The EL3413 EtherCAT terminal tracks the energy consumption of the HyPET HPP5 and gives feedback on energy use while providing detailed data for statistical analysis. "Instead of using a separate, stand-alone measurement device, the EL3414 is fully integrated into the standard EtherCAT I/O system," Tarita-Nistor says. "A dedicated energy measurement solution is more limited in terms of connectivity, complicates system architectures and often requires a different, highly specialized software platform."

Husky has been pushing to the highest performance capabilities of the EtherCAT I/O system in other ways with eXtreme Fast Control (XFC) from Beckhoff (Figure 5). "The EL3702 and EL4732 XFC terminals with oversampling technology help us minimize the delay in control loops, maximize cycle time speeds, and increase the accuracy of our controls," Tarita-Nistor explains. Using these XFC terminals, the signals are oversampled with an adjustable, integer multiple of the bus cycle time. The time base of the terminal can be synchronized precisely with other EtherCAT devices via distributed clocks. The XFC terminals can output a maximum of 100,000 values per channel and per second.

Need for Speed

The HyPET HPP5 project was completed at the end of 2013, and the results are already quite apparent. "Considering all aspects of the system design, the Husky HyPET HPP5 provides productivity and cycle time gains between 3% and 12%, based on the application," Pirog reports.
The cycle time gains can be attributed in part to EtherCAT industrial Ethernet technology, specifically the EL series XFC I/O terminals. The speed of the EtherCAT network eliminates any delay or system latency, increasing overall system speeds. In addition, the HyPET HPP5 system leverages distributed-clock functionality, which enables the system to function with very precise synchronicity, further removing any latency that may have negatively affected cycle times in the past.

One of the top results Husky has generated using EtherCAT is a dramatic new level of processing speed. "We now run our processes at 500 μs, which was not possible with other fieldbuses in our application," adds Tarita-Nistor. "We are even getting performance at 100 μs in a project that's in development at Husky now."
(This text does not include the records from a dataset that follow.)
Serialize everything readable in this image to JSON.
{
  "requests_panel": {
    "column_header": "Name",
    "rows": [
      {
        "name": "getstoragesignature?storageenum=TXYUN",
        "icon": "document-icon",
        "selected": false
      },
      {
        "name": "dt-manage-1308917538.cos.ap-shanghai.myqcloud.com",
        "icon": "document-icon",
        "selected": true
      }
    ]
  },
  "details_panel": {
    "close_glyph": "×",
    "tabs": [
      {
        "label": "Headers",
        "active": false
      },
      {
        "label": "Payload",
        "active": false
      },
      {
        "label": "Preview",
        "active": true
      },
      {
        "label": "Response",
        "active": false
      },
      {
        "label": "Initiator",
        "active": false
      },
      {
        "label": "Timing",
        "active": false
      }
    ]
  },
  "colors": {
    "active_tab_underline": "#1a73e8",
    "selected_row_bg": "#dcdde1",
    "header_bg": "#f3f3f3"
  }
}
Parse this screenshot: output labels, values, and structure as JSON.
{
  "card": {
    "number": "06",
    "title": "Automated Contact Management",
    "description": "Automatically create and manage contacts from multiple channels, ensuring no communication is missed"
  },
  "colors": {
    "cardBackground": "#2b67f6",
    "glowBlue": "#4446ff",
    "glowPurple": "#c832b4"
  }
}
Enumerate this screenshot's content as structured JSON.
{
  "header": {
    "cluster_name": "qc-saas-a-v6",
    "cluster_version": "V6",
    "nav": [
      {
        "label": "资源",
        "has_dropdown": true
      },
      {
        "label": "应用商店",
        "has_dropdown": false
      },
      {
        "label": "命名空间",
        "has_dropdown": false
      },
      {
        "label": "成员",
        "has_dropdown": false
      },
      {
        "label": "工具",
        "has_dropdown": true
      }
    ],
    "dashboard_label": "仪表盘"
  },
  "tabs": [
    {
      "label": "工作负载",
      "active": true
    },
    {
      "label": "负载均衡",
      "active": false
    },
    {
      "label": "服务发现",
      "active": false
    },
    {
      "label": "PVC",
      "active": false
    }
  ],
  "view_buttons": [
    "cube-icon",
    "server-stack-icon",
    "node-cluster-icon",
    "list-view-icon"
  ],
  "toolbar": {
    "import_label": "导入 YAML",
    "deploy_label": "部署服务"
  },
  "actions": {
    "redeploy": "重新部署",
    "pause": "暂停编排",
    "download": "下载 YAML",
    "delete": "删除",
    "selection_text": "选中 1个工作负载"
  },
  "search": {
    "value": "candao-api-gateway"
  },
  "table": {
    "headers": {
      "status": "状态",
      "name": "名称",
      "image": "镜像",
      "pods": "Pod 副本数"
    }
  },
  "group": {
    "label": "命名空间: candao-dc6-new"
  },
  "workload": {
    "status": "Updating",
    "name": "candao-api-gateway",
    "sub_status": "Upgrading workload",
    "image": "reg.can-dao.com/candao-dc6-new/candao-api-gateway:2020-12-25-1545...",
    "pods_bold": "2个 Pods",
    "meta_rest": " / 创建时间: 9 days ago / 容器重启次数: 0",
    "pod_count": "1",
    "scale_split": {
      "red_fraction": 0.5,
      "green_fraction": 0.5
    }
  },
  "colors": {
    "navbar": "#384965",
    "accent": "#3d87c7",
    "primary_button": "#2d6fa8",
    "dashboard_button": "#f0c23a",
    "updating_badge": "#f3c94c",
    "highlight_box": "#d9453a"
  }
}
To put it simply, increased processing speed allows Husky to do more without increasing cycle times (Figure 6). Production can be increased with the same or fewer machines, optimizing the machine footprint and overall plant floor space. The ability to push significantly higher-quality products and more accurate processes through the machine without adding additional burden to the system is a distinct advantage for Husky and the company's customers. An overtaxed system can result in latencies and/or errors, unacceptable when dealing with the throughput volumes and level of product quality that Husky systems must deliver. The PC- and EtherCAT-based control system provides a robust, flexible and scalable platform that can grow and adapt with the company as needs change in the future.